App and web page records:
● ● ● ● ● ● ●
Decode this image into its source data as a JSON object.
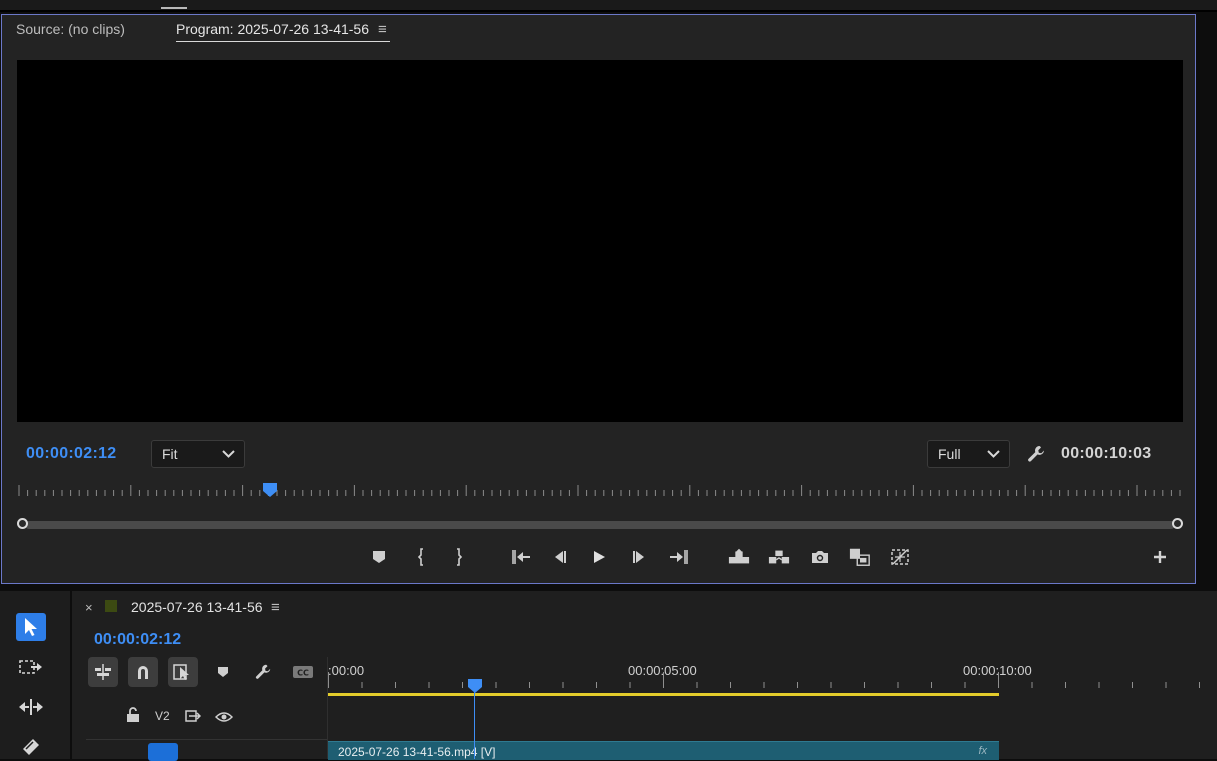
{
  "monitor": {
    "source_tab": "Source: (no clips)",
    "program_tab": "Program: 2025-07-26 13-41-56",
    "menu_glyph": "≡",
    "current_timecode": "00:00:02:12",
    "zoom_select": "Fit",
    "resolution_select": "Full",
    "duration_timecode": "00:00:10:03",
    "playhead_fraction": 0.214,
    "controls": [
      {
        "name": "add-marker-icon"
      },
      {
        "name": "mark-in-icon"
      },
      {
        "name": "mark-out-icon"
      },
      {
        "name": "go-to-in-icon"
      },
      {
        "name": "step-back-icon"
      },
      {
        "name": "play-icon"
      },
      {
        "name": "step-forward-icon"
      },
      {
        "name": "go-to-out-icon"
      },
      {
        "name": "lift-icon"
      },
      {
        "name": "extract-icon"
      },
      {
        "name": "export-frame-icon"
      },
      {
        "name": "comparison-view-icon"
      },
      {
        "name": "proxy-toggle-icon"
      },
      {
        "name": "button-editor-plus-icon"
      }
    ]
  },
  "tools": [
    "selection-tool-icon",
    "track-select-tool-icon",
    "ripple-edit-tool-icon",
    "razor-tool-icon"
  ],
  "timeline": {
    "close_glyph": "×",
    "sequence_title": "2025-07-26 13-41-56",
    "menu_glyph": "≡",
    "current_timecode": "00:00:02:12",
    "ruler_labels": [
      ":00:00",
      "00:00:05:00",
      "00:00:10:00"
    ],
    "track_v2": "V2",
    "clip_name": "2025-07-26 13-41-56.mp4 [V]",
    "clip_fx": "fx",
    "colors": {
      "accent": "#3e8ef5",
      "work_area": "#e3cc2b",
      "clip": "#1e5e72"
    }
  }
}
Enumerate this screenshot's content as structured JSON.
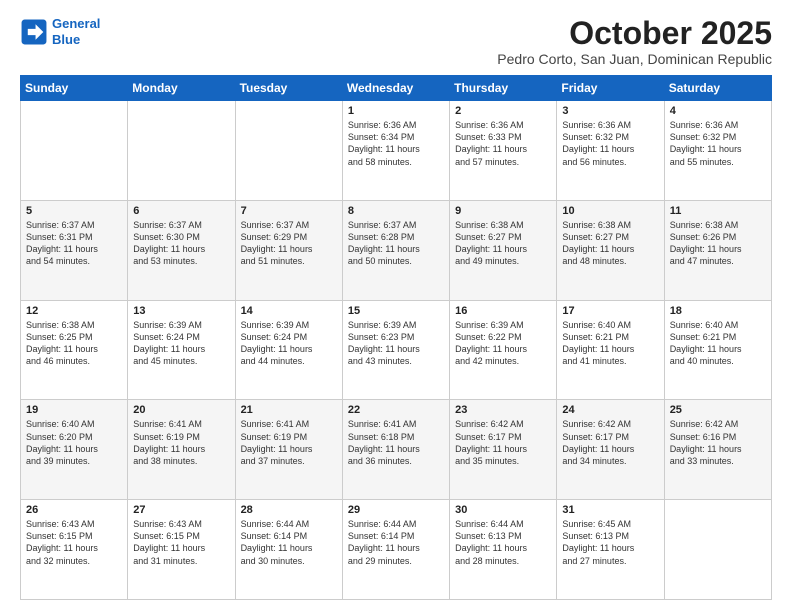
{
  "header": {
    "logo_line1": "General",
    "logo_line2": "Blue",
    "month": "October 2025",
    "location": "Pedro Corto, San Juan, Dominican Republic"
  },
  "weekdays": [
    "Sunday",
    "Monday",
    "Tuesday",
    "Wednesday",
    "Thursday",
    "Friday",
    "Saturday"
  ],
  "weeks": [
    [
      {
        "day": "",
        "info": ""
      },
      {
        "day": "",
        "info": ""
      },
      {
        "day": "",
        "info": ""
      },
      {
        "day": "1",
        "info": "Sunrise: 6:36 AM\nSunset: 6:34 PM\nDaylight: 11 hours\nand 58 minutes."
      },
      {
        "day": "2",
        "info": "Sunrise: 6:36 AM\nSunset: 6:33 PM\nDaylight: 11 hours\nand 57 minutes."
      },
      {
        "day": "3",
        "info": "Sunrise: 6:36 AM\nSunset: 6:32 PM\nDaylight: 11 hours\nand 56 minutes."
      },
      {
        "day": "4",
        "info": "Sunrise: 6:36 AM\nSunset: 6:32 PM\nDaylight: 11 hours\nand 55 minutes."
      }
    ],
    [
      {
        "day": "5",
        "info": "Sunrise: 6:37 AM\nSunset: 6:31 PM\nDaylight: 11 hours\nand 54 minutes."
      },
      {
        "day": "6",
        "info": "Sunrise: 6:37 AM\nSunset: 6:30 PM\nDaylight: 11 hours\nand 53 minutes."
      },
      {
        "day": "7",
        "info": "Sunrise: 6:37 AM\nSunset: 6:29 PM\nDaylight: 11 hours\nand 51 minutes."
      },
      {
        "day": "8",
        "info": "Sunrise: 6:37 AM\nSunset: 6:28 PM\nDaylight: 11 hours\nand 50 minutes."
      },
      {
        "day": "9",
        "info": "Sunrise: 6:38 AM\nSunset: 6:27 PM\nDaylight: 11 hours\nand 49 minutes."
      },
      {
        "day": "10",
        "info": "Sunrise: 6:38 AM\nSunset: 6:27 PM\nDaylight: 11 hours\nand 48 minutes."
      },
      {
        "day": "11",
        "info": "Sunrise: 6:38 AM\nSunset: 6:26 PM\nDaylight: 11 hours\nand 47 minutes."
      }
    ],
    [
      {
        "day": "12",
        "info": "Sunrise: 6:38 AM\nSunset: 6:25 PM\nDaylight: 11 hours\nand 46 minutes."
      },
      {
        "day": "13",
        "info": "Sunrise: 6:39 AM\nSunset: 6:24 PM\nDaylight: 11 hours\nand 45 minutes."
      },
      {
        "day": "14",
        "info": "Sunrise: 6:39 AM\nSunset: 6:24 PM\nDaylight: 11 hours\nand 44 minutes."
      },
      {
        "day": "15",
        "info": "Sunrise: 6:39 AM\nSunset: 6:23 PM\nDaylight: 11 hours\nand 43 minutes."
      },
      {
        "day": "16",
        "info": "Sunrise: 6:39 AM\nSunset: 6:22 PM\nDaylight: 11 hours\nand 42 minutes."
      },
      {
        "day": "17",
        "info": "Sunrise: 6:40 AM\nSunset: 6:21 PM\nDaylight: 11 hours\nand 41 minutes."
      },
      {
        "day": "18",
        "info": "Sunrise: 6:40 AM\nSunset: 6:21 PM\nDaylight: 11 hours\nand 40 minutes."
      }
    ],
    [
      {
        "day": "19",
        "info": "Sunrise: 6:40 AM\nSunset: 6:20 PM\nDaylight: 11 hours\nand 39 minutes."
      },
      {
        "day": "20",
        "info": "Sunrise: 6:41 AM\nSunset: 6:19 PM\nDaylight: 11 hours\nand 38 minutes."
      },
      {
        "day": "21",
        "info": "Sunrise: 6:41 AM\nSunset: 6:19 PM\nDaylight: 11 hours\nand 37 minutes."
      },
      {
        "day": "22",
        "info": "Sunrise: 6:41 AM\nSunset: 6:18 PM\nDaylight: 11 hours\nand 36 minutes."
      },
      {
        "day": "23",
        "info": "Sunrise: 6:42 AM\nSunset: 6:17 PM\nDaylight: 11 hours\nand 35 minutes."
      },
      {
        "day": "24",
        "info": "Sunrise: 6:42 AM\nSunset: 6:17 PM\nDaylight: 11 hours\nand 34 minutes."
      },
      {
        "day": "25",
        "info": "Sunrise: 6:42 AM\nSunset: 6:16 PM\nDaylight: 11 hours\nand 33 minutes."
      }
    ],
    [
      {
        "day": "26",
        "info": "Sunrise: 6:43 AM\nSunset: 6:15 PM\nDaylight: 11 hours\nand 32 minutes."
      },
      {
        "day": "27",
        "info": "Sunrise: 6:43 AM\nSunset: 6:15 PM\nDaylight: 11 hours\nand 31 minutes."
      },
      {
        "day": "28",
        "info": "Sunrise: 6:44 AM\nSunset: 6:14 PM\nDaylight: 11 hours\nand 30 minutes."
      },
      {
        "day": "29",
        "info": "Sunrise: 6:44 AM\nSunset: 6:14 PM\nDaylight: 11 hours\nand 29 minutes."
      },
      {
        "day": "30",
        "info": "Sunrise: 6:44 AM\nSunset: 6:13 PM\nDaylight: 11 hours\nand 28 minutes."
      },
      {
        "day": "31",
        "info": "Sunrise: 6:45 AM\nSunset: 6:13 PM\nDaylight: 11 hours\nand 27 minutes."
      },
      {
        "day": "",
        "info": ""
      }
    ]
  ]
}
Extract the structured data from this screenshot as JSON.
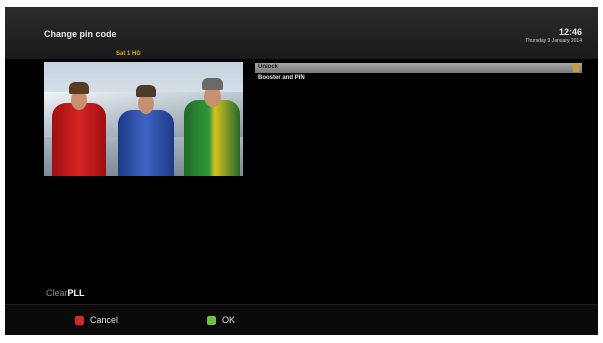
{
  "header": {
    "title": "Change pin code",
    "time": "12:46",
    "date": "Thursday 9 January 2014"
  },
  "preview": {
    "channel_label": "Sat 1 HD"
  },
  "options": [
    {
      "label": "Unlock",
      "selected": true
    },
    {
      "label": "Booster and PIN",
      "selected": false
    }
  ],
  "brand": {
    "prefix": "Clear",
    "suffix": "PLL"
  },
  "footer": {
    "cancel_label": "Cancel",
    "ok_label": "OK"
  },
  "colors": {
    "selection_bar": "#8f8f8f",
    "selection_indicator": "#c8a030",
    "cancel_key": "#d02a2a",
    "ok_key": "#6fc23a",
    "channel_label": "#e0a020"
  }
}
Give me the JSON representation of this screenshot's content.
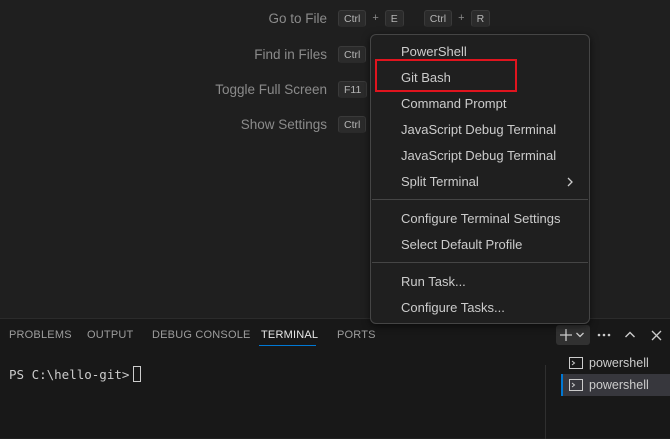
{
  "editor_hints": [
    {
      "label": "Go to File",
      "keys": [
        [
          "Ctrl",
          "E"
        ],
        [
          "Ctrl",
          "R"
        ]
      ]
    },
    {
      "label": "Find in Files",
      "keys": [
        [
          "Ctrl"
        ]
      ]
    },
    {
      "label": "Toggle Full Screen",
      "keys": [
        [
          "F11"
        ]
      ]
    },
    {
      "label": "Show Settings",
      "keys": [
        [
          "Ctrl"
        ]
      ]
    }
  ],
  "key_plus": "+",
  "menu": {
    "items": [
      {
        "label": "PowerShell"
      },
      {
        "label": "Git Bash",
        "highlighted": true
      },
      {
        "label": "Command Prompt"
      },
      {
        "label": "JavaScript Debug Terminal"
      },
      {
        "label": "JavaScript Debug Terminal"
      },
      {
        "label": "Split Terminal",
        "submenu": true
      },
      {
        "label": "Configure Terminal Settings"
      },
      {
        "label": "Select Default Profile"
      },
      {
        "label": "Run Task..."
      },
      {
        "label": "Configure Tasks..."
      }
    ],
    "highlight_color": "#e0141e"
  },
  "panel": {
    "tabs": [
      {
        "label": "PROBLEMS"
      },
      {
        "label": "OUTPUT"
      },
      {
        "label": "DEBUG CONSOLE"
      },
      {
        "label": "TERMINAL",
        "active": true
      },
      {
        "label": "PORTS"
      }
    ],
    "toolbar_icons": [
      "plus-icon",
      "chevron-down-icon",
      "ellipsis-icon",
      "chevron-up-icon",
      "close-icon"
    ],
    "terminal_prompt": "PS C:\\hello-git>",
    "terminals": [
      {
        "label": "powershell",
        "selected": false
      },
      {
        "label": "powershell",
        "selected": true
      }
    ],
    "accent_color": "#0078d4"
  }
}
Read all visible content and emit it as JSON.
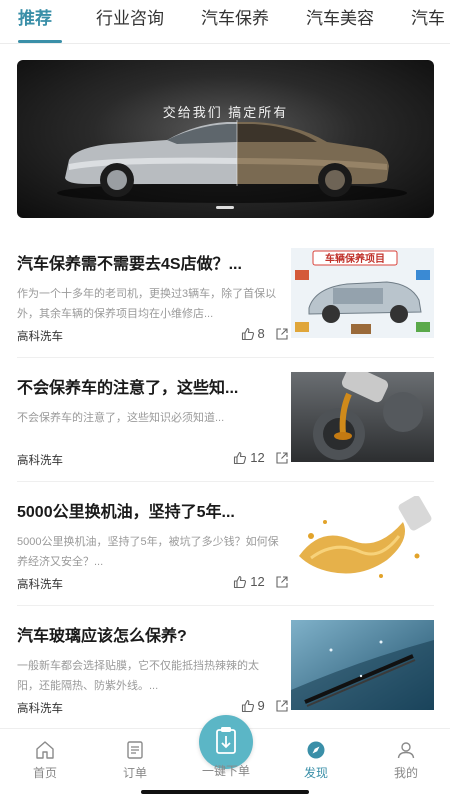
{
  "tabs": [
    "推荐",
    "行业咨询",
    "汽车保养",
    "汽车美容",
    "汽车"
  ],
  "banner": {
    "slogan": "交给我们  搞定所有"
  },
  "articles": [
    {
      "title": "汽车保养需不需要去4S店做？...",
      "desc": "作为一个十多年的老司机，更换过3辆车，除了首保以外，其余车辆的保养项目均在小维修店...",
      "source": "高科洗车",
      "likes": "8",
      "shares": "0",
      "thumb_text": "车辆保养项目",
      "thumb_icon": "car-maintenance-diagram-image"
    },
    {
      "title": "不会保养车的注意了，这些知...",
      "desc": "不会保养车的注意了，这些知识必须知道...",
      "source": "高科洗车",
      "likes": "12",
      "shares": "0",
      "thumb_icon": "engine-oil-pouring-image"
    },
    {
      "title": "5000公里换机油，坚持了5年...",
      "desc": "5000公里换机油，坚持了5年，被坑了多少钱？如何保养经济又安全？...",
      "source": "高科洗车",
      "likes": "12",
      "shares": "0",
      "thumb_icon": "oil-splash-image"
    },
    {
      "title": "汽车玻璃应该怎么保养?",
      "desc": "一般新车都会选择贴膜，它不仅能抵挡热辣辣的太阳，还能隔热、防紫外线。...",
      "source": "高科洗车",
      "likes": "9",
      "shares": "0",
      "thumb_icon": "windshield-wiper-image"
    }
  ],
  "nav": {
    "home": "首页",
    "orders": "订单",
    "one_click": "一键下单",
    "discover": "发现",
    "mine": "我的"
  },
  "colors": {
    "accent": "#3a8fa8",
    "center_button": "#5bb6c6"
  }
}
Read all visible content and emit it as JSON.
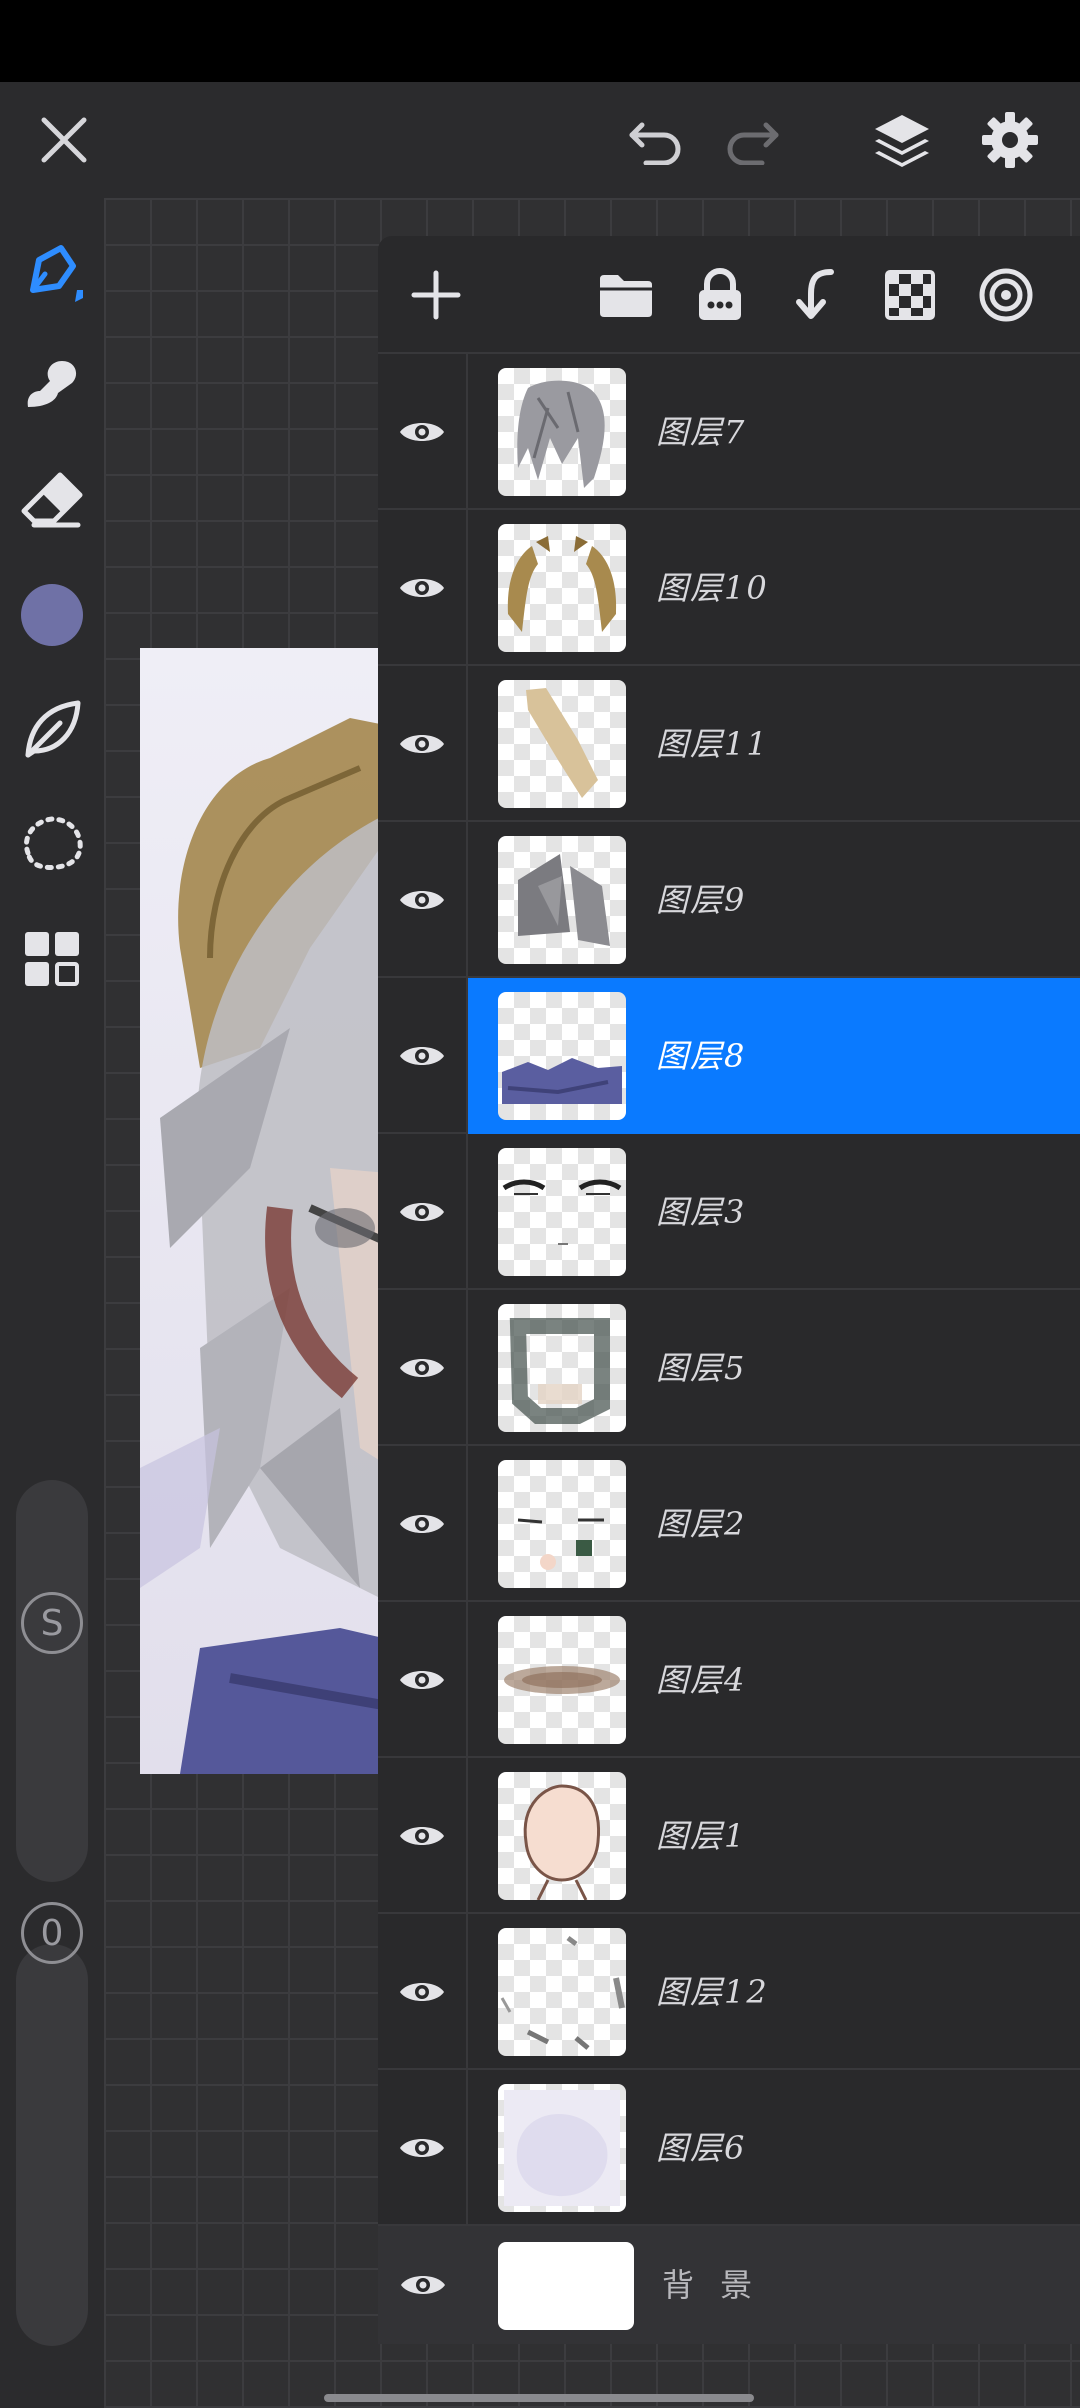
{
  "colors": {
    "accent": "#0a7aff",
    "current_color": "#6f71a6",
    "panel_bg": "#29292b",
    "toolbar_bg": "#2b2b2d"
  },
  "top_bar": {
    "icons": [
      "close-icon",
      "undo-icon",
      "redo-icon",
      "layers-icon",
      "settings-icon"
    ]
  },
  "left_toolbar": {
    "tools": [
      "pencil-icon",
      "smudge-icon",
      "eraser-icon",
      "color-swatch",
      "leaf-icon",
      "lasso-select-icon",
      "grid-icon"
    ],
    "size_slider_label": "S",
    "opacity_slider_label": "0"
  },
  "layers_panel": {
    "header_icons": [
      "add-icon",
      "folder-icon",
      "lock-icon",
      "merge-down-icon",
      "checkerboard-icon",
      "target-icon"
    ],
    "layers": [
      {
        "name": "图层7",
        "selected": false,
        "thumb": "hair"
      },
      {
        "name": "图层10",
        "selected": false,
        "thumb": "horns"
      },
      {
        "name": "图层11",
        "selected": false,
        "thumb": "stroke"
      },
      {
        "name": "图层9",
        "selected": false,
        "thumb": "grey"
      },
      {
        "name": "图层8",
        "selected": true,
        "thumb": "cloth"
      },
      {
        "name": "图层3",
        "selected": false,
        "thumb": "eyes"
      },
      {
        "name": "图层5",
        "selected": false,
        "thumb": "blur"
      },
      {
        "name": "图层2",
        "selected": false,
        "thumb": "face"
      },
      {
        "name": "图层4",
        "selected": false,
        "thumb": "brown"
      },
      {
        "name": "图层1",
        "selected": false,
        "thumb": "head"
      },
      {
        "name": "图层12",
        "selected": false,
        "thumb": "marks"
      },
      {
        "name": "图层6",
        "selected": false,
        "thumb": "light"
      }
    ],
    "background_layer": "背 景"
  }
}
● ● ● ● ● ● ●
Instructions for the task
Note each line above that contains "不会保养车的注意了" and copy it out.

Result of the exercise
      "title": "不会保养车的注意了，这些知...",
      "desc": "不会保养车的注意了，这些知识必须知道...",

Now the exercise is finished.